- [WHAT YOU NEED TO DO] Copy the records below exactly, leaving out any pictures.

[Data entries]
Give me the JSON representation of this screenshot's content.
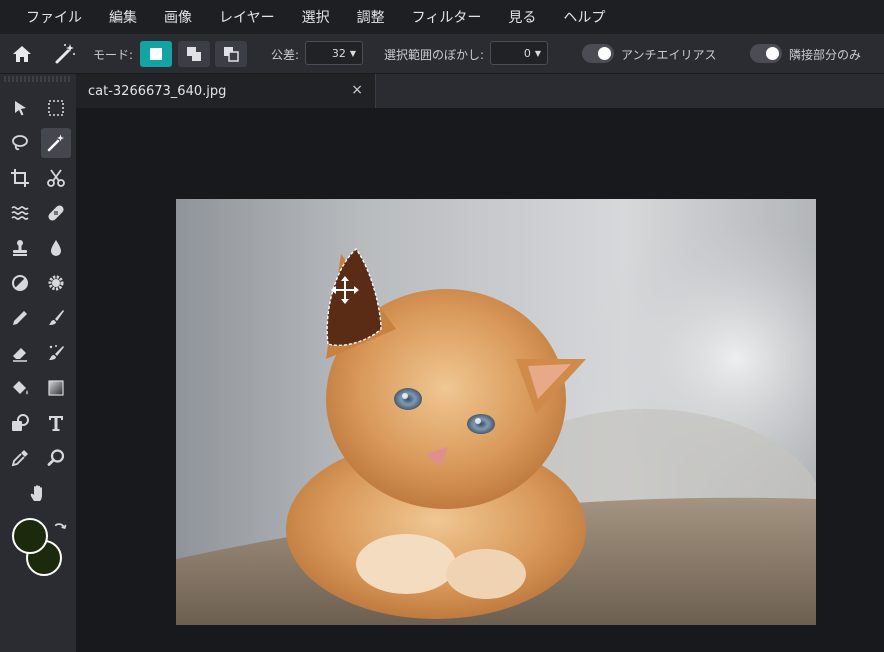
{
  "menu": [
    "ファイル",
    "編集",
    "画像",
    "レイヤー",
    "選択",
    "調整",
    "フィルター",
    "見る",
    "ヘルプ"
  ],
  "options": {
    "mode_label": "モード:",
    "tolerance_label": "公差:",
    "tolerance_value": "32",
    "feather_label": "選択範囲のぼかし:",
    "feather_value": "0",
    "antialias_label": "アンチエイリアス",
    "contiguous_label": "隣接部分のみ"
  },
  "tab": {
    "title": "cat-3266673_640.jpg",
    "close": "×"
  },
  "colors": {
    "accent": "#14a3a3",
    "foreground": "#1b2a0c",
    "background": "#1b2a0c"
  }
}
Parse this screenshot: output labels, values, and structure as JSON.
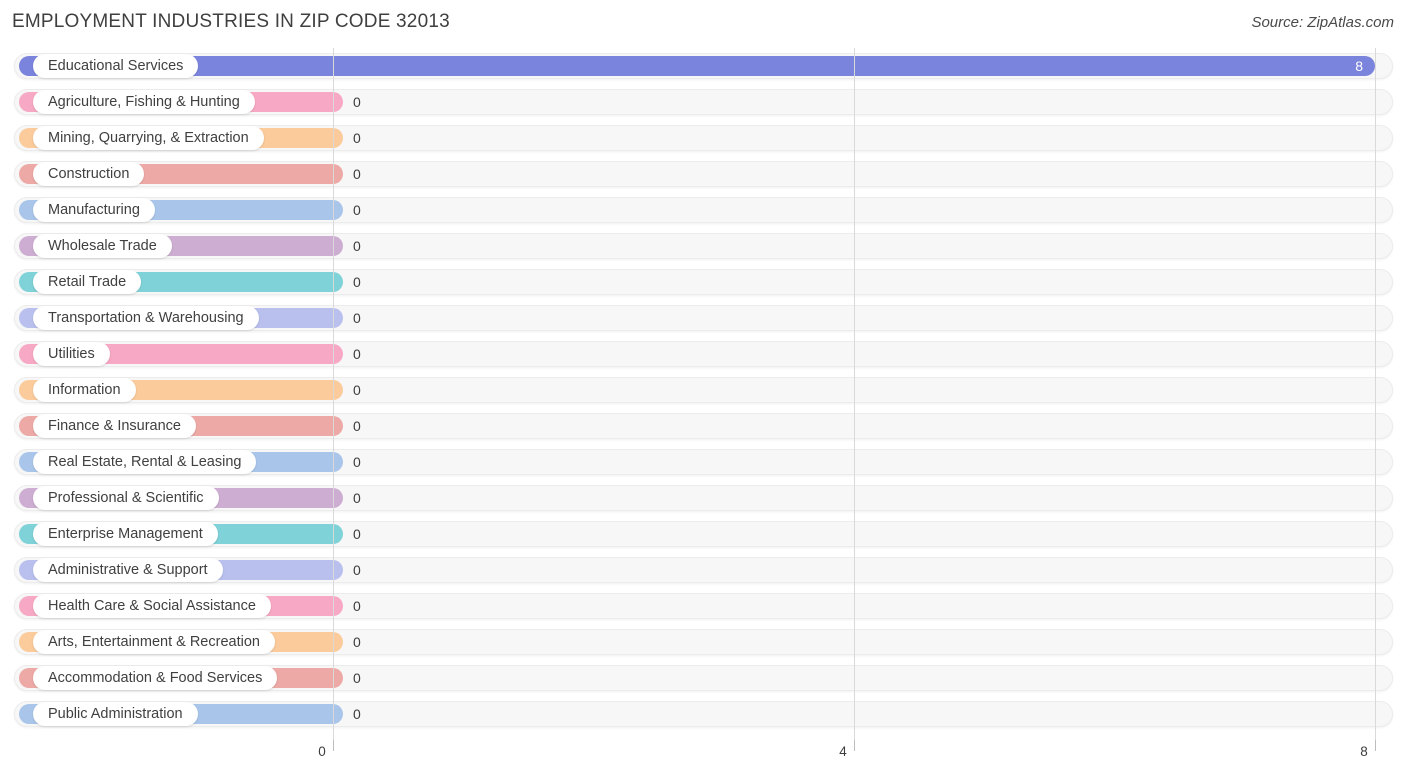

- [YOUR RESPONSE]
Give me the JSON representation of this screenshot's content.
{
  "menu": [
    "ファイル",
    "編集",
    "画像",
    "レイヤー",
    "選択",
    "調整",
    "フィルター",
    "見る",
    "ヘルプ"
  ],
  "options": {
    "mode_label": "モード:",
    "tolerance_label": "公差:",
    "tolerance_value": "32",
    "feather_label": "選択範囲のぼかし:",
    "feather_value": "0",
    "antialias_label": "アンチエイリアス",
    "contiguous_label": "隣接部分のみ"
  },
  "tab": {
    "title": "cat-3266673_640.jpg",
    "close": "×"
  },
  "colors": {
    "accent": "#14a3a3",
    "foreground": "#1b2a0c",
    "background": "#1b2a0c"
  }
}
Parse this screenshot: output labels, values, and structure as JSON.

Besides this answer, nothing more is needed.